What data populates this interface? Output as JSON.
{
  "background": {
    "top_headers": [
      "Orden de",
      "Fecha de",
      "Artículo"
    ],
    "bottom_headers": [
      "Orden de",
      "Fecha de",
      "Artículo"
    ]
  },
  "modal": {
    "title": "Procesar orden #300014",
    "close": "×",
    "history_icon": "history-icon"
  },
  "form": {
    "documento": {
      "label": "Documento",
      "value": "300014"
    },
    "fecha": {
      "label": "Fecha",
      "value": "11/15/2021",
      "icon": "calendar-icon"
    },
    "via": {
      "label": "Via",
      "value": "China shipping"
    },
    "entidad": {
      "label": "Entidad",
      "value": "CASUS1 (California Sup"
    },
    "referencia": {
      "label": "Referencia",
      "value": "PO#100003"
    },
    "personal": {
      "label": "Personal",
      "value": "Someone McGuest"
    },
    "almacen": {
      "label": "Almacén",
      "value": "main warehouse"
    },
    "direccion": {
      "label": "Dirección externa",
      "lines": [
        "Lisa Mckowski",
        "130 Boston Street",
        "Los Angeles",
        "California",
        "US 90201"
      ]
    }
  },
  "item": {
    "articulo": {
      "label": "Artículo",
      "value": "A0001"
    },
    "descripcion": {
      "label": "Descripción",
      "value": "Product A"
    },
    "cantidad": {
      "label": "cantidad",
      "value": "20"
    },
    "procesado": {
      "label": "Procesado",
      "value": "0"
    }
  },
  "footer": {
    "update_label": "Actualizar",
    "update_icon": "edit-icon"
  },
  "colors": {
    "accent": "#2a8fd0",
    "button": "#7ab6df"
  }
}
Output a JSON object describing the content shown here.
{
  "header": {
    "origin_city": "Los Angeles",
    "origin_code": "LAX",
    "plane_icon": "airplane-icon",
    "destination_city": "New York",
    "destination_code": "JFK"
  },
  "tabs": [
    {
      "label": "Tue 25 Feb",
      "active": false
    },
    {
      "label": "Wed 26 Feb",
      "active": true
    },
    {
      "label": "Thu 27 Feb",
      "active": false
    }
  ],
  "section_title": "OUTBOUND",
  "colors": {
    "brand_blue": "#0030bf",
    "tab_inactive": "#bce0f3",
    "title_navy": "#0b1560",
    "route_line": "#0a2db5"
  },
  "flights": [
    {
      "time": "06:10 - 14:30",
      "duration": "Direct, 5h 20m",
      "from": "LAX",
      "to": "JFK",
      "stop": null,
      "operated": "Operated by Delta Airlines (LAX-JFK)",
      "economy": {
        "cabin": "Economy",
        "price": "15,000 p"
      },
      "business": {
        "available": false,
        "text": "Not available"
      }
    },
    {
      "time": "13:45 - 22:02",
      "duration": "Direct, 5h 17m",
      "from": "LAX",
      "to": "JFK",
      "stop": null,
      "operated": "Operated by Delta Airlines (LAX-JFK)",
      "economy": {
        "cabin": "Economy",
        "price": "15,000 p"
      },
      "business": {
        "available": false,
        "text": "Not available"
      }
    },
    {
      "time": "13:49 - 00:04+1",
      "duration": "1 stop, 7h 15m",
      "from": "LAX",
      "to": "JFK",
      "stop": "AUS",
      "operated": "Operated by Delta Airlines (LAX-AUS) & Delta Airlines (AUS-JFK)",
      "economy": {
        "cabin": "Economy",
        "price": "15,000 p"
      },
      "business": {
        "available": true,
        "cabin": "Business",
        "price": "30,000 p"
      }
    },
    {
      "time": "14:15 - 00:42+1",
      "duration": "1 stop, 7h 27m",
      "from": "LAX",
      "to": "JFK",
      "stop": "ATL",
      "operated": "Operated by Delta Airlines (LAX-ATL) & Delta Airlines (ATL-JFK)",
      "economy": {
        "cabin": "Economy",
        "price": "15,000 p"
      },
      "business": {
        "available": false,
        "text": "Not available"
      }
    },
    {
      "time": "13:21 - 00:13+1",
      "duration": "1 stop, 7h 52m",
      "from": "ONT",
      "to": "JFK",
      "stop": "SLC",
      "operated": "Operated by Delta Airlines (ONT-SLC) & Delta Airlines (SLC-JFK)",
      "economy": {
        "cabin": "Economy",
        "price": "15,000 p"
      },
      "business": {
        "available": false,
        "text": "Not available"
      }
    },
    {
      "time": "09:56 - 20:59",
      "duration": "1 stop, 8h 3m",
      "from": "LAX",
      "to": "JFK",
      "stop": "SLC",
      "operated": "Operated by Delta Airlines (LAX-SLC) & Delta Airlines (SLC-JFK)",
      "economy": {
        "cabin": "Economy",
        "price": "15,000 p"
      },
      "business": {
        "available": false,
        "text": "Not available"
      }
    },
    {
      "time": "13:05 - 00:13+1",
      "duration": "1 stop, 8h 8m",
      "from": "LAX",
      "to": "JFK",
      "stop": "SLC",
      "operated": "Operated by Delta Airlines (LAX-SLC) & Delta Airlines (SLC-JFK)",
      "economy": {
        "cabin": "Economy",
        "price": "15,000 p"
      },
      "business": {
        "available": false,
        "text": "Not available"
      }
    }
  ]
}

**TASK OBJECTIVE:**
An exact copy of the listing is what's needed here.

**TASK SOLUTION:**
What data populates this interface? Output as JSON.
{
  "background": {
    "top_headers": [
      "Orden de",
      "Fecha de",
      "Artículo"
    ],
    "bottom_headers": [
      "Orden de",
      "Fecha de",
      "Artículo"
    ]
  },
  "modal": {
    "title": "Procesar orden #300014",
    "close": "×",
    "history_icon": "history-icon"
  },
  "form": {
    "documento": {
      "label": "Documento",
      "value": "300014"
    },
    "fecha": {
      "label": "Fecha",
      "value": "11/15/2021",
      "icon": "calendar-icon"
    },
    "via": {
      "label": "Via",
      "value": "China shipping"
    },
    "entidad": {
      "label": "Entidad",
      "value": "CASUS1 (California Sup"
    },
    "referencia": {
      "label": "Referencia",
      "value": "PO#100003"
    },
    "personal": {
      "label": "Personal",
      "value": "Someone McGuest"
    },
    "almacen": {
      "label": "Almacén",
      "value": "main warehouse"
    },
    "direccion": {
      "label": "Dirección externa",
      "lines": [
        "Lisa Mckowski",
        "130 Boston Street",
        "Los Angeles",
        "California",
        "US 90201"
      ]
    }
  },
  "item": {
    "articulo": {
      "label": "Artículo",
      "value": "A0001"
    },
    "descripcion": {
      "label": "Descripción",
      "value": "Product A"
    },
    "cantidad": {
      "label": "cantidad",
      "value": "20"
    },
    "procesado": {
      "label": "Procesado",
      "value": "0"
    }
  },
  "footer": {
    "update_label": "Actualizar",
    "update_icon": "edit-icon"
  },
  "colors": {
    "accent": "#2a8fd0",
    "button": "#7ab6df"
  }
}
Output a JSON object describing the content shown here.
{
  "header": {
    "origin_city": "Los Angeles",
    "origin_code": "LAX",
    "plane_icon": "airplane-icon",
    "destination_city": "New York",
    "destination_code": "JFK"
  },
  "tabs": [
    {
      "label": "Tue 25 Feb",
      "active": false
    },
    {
      "label": "Wed 26 Feb",
      "active": true
    },
    {
      "label": "Thu 27 Feb",
      "active": false
    }
  ],
  "section_title": "OUTBOUND",
  "colors": {
    "brand_blue": "#0030bf",
    "tab_inactive": "#bce0f3",
    "title_navy": "#0b1560",
    "route_line": "#0a2db5"
  },
  "flights": [
    {
      "time": "06:10 - 14:30",
      "duration": "Direct, 5h 20m",
      "from": "LAX",
      "to": "JFK",
      "stop": null,
      "operated": "Operated by Delta Airlines (LAX-JFK)",
      "economy": {
        "cabin": "Economy",
        "price": "15,000 p"
      },
      "business": {
        "available": false,
        "text": "Not available"
      }
    },
    {
      "time": "13:45 - 22:02",
      "duration": "Direct, 5h 17m",
      "from": "LAX",
      "to": "JFK",
      "stop": null,
      "operated": "Operated by Delta Airlines (LAX-JFK)",
      "economy": {
        "cabin": "Economy",
        "price": "15,000 p"
      },
      "business": {
        "available": false,
        "text": "Not available"
      }
    },
    {
      "time": "13:49 - 00:04+1",
      "duration": "1 stop, 7h 15m",
      "from": "LAX",
      "to": "JFK",
      "stop": "AUS",
      "operated": "Operated by Delta Airlines (LAX-AUS) & Delta Airlines (AUS-JFK)",
      "economy": {
        "cabin": "Economy",
        "price": "15,000 p"
      },
      "business": {
        "available": true,
        "cabin": "Business",
        "price": "30,000 p"
      }
    },
    {
      "time": "14:15 - 00:42+1",
      "duration": "1 stop, 7h 27m",
      "from": "LAX",
      "to": "JFK",
      "stop": "ATL",
      "operated": "Operated by Delta Airlines (LAX-ATL) & Delta Airlines (ATL-JFK)",
      "economy": {
        "cabin": "Economy",
        "price": "15,000 p"
      },
      "business": {
        "available": false,
        "text": "Not available"
      }
    },
    {
      "time": "13:21 - 00:13+1",
      "duration": "1 stop, 7h 52m",
      "from": "ONT",
      "to": "JFK",
      "stop": "SLC",
      "operated": "Operated by Delta Airlines (ONT-SLC) & Delta Airlines (SLC-JFK)",
      "economy": {
        "cabin": "Economy",
        "price": "15,000 p"
      },
      "business": {
        "available": false,
        "text": "Not available"
      }
    },
    {
      "time": "09:56 - 20:59",
      "duration": "1 stop, 8h 3m",
      "from": "LAX",
      "to": "JFK",
      "stop": "SLC",
      "operated": "Operated by Delta Airlines (LAX-SLC) & Delta Airlines (SLC-JFK)",
      "economy": {
        "cabin": "Economy",
        "price": "15,000 p"
      },
      "business": {
        "available": false,
        "text": "Not available"
      }
    },
    {
      "time": "13:05 - 00:13+1",
      "duration": "1 stop, 8h 8m",
      "from": "LAX",
      "to": "JFK",
      "stop": "SLC",
      "operated": "Operated by Delta Airlines (LAX-SLC) & Delta Airlines (SLC-JFK)",
      "economy": {
        "cabin": "Economy",
        "price": "15,000 p"
      },
      "business": {
        "available": false,
        "text": "Not available"
      }
    }
  ]
}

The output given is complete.